— Work task —
Which lines below hold the word "IEnumerable"? Copy all of them.

— Information —
BEGIN
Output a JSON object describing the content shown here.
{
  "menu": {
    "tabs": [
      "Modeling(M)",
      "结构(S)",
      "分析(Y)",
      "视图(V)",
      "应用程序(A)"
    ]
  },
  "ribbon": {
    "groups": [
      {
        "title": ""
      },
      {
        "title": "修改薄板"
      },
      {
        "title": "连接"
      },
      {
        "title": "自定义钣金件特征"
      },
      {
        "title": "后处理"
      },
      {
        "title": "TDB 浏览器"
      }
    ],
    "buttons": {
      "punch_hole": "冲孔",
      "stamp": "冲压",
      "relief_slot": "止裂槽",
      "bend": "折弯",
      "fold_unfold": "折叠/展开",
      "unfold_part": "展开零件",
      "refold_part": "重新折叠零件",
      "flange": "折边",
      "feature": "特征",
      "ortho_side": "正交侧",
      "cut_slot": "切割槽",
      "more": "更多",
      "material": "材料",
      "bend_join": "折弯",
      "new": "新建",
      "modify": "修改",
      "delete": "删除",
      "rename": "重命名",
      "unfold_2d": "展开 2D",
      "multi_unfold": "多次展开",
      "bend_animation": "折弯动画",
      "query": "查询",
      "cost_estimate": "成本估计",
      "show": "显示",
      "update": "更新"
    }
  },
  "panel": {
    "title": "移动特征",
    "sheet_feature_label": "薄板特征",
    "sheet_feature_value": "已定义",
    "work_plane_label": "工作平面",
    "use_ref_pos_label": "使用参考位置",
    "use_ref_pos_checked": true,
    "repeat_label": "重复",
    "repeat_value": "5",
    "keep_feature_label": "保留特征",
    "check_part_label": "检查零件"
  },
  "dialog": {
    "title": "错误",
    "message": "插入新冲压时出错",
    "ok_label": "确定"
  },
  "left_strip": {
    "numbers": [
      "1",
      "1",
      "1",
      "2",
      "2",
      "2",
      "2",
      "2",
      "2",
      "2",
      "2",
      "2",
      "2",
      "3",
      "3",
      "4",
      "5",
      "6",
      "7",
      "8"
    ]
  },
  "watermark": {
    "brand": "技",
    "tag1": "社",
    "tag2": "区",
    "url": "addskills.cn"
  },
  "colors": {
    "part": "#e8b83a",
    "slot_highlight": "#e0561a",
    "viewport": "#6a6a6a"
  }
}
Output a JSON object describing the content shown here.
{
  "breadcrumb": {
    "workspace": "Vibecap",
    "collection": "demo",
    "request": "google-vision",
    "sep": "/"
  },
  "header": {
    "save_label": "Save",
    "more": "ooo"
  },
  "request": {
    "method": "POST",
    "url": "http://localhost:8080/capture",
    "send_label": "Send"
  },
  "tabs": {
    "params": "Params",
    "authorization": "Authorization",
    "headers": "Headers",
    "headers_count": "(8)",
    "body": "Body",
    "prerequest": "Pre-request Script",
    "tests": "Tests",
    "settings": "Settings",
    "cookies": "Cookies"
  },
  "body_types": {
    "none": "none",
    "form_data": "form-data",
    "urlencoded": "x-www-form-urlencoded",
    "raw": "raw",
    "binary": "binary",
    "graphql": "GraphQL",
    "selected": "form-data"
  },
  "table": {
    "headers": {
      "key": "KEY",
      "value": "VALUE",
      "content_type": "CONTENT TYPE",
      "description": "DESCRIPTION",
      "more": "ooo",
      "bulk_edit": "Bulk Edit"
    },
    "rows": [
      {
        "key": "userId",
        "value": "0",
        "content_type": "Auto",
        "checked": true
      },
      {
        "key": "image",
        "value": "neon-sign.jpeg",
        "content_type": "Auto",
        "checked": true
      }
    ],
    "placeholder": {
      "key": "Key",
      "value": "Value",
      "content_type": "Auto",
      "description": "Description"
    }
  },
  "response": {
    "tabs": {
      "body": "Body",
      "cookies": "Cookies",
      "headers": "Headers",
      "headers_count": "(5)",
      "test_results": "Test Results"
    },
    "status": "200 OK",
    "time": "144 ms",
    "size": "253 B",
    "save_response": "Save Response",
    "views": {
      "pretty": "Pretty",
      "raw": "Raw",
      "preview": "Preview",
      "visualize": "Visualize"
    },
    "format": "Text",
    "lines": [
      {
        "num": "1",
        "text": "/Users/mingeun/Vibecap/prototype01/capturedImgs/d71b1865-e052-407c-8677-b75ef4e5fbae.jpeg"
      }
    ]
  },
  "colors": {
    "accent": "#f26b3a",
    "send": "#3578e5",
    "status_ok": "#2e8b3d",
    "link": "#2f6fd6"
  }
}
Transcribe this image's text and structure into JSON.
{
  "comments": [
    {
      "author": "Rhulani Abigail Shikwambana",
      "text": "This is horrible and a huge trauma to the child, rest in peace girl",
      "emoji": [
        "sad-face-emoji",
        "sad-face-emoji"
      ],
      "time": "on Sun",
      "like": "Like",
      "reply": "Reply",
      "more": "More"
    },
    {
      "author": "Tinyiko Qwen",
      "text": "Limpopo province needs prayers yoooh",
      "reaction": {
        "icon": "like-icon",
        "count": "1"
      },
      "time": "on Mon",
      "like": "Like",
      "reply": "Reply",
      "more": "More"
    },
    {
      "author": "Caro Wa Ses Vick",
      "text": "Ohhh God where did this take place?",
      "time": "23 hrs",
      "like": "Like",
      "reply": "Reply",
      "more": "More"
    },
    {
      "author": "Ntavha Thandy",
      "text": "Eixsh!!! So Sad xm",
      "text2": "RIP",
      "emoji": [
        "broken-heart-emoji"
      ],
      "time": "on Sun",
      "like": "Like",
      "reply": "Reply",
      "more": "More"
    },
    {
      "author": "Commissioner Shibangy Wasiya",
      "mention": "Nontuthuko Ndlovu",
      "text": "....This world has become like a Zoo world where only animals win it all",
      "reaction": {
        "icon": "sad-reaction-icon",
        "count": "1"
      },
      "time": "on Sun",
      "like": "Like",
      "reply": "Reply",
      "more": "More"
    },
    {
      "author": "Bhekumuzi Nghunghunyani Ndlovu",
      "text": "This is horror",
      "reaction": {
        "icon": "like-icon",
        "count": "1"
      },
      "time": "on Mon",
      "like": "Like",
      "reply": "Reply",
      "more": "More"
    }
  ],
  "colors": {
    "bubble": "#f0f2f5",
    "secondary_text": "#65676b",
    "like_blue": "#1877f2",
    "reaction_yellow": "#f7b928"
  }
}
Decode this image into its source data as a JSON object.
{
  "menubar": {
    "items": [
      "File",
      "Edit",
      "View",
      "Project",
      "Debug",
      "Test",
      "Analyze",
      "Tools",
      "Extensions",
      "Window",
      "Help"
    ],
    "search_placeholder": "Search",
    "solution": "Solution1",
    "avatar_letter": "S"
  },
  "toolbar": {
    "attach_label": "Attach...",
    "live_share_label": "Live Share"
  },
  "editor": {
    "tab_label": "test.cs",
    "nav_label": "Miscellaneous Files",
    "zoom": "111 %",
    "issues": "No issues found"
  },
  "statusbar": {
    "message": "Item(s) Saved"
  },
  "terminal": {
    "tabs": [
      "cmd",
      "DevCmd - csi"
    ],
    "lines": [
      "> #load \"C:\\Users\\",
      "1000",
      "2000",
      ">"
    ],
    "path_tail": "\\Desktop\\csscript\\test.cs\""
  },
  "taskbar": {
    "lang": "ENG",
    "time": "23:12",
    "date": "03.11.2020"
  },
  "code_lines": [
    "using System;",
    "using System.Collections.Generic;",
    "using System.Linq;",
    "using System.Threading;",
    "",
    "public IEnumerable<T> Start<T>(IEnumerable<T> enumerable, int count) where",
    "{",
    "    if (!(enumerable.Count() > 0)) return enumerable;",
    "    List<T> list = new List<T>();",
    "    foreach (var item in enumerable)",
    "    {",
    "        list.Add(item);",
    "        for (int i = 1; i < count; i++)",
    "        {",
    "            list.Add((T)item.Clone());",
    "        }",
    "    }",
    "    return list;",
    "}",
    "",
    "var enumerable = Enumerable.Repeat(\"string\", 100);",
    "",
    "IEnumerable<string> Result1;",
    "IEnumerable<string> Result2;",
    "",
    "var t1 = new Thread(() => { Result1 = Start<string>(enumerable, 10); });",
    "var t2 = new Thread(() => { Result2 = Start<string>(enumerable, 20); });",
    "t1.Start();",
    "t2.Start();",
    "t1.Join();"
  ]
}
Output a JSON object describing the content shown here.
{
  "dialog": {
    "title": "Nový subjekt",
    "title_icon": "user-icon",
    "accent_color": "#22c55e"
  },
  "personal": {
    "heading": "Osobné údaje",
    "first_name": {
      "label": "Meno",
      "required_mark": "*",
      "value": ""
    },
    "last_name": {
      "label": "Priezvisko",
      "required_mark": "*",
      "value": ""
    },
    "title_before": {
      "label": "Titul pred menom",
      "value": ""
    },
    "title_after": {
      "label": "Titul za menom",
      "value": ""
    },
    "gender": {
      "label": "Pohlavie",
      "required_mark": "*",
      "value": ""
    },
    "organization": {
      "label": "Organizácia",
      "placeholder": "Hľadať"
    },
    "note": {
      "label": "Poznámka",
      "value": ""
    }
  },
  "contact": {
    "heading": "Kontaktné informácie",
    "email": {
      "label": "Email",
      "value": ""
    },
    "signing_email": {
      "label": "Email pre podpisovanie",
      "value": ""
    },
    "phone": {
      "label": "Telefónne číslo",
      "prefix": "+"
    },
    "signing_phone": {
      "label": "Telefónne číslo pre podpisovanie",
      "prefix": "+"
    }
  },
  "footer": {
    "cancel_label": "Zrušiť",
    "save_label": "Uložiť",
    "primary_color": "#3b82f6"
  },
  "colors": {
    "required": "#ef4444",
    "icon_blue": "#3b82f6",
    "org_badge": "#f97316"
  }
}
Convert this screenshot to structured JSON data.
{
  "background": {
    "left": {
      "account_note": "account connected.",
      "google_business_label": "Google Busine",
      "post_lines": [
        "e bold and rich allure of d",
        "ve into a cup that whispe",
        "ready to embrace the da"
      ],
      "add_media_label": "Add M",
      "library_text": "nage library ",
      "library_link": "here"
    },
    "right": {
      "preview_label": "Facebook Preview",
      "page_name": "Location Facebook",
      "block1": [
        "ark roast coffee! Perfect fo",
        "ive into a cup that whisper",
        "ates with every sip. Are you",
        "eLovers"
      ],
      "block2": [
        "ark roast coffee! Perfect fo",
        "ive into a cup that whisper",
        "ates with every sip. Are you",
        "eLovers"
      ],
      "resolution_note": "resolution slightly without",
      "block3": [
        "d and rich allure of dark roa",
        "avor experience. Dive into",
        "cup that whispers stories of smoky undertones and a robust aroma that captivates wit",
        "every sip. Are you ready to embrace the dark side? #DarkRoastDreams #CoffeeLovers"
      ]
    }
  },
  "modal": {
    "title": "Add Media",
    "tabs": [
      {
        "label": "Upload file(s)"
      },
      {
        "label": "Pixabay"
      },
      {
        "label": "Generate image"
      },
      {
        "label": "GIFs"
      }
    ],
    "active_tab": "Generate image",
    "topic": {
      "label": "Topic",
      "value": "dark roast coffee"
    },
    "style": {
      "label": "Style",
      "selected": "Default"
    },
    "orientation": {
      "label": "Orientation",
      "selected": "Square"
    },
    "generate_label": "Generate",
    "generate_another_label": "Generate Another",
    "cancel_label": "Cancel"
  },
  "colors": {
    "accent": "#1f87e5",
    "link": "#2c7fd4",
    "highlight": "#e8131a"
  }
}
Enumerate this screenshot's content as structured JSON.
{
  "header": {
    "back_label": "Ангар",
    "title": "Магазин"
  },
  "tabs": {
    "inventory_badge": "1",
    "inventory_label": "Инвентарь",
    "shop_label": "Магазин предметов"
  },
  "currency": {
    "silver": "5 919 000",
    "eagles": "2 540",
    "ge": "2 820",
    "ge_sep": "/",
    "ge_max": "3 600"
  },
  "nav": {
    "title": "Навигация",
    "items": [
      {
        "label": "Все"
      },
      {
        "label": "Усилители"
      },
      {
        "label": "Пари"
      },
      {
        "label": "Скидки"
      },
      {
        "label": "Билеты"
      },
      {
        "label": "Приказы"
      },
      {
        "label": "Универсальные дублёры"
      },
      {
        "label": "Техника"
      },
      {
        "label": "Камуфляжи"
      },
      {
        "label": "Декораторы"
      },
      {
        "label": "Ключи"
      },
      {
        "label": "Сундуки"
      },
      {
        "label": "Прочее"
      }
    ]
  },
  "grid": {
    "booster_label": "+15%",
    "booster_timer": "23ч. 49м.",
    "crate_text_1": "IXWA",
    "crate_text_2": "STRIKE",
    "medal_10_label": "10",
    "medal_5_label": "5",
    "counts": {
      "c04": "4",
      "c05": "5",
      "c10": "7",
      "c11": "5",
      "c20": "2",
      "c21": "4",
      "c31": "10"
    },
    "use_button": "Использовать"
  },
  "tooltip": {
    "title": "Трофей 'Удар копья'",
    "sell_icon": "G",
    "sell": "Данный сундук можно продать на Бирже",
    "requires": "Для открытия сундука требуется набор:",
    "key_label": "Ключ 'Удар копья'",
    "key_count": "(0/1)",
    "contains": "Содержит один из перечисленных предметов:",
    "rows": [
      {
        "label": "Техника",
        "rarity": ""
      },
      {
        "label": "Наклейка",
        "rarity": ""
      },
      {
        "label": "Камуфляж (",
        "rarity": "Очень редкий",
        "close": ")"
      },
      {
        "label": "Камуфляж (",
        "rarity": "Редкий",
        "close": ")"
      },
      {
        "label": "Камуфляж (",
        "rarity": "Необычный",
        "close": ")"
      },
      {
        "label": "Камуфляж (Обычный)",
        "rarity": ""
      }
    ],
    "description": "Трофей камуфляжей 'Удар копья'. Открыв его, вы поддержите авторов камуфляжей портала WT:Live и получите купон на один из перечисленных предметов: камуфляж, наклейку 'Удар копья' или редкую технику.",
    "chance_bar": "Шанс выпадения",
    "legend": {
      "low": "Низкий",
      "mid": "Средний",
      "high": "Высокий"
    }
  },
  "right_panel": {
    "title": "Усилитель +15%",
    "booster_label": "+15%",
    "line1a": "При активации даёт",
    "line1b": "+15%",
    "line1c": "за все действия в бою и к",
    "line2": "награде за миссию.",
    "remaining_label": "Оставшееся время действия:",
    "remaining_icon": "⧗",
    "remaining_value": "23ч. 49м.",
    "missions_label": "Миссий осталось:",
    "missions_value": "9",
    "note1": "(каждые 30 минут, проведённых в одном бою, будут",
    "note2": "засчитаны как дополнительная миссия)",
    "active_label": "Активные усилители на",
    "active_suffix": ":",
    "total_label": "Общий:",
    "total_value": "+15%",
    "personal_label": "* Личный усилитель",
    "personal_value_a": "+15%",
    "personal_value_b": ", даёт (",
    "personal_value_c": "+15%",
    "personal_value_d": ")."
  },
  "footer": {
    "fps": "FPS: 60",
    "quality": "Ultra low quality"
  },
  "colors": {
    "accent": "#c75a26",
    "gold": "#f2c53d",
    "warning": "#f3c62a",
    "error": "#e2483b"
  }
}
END
— Result of the task —
    "public IEnumerable<T> Start<T>(IEnumerable<T> enumerable, int count) where",
    "IEnumerable<string> Result1;",
    "IEnumerable<string> Result2;",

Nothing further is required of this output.